Last week we held our annual Center for Court Innovation holiday party. It was a good moment to reflect on where we are as an agency.
We have grown significantly over the past several years. Since 2015, our budget has almost doubled. We now touch the lives of tens of thousands of people on an annual basis through our youth development, crime prevention, reentry, alternative-to-incarceration, and court-based programs. The holiday party was a visible symbol of our reach -- there were hundreds of people there representing our programs in all five boroughs plus various points outside of the city.
Even as we have grown in size, we have attempted to remain artisanal, for lack of a better word. What I mean is that we have tried to forge an approach to justice reform that is unbureaucratic and homespun. The holiday party offered a symbol of this as well.
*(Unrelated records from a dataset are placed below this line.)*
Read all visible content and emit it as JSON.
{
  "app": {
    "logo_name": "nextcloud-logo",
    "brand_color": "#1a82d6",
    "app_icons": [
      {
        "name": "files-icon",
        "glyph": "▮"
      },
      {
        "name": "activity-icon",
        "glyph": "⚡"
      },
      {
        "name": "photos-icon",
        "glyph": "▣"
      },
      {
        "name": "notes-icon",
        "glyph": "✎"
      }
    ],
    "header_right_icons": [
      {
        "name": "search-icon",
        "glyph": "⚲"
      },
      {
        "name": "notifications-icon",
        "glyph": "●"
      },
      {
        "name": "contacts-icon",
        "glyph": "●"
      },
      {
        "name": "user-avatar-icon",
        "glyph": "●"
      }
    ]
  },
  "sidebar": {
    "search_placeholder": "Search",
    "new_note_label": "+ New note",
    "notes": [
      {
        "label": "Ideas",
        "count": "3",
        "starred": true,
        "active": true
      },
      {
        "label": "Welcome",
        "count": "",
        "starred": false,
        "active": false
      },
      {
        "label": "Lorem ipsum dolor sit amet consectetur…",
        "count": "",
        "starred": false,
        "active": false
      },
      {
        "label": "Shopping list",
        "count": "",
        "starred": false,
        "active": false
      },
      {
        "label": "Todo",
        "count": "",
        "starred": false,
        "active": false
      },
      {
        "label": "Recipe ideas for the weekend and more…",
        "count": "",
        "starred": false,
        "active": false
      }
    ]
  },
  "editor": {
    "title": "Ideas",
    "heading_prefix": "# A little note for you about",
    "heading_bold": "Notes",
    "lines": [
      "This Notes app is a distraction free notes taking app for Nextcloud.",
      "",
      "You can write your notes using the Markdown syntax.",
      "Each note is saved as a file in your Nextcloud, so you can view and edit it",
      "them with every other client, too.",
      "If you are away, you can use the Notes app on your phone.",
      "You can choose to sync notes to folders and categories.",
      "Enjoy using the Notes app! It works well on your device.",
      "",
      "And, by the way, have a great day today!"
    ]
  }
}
For more than two decades, we have hosted a baking competition as part of our holiday party. The bake-off is one of my favorite Center for Court Innovation traditions -- there is something powerful and generous (and of course, hand-crafted) about the act of baking. The entries this year were bananas -- see below for a particularly over-the-top example.
We are coming to the end of a year unlike any other that I have experienced at the Center for Court Innovation. I cannot claim that this has been one of my favorite years. The external environment has been stressful, to say the least. We are living through a time of uncertainty and division. The outrageous has become commonplace.
All of this has raised challenging questions for the Center for Court Innovation. Do we need to adapt to changing conditions in the world around us? In many respects, we have done exactly this. We have sharpened our focus on racial disparities in the justice system. We have engaged in an ambitious effort to encourage the City of New York to close Rikers Island. We have tried to advance the idea of diversion, providing meaningful off-ramps so that many cases never have to come to court at all. And we have dramatically expanded the reach of our alternative-to-incarceration and alternative-to-detention programs, serving hundreds of additional people each year.
But even as we have shifted to meet the demands of our current moment, we have also attempted to stay true to the underlying values that have been at the core of our work since our origin. These include a commitment to working in concert with reformers within government, a belief in the value of incremental change, and a dedication to research and careful, evidence-driven program planning.
One of our most important values is a faith in the possibility of positive change. At the Center, we are trying to advance an affirmative vision of what justice can and should look like. Each day, we are working alongside judges, attorneys, law enforcement officers, probation officials and others to nudge our government closer to realizing this vision. This work is hard. It can be unglamorous and messy. It is almost always full of compromise. But it is real. And it is desperately needed.
As the director of the Center for Court Innovation, my role in all of this is primarily facilitative and administrative. I do not provide services to any defendants. I don't work directly with any young people. But I am motivated in no small part by my admiration and respect for those who do. I have written in the past about the importance of love to the daily work that goes on in our programs. This year, more than any other, I have been inspired by the generosity of the case managers and outreach workers and violence interrupters and other frontline staffers who have chosen to devote their time and energy to the Center for Court Innovation. If you would like to help support their work, I encourage you to make a year-end donation, as I have.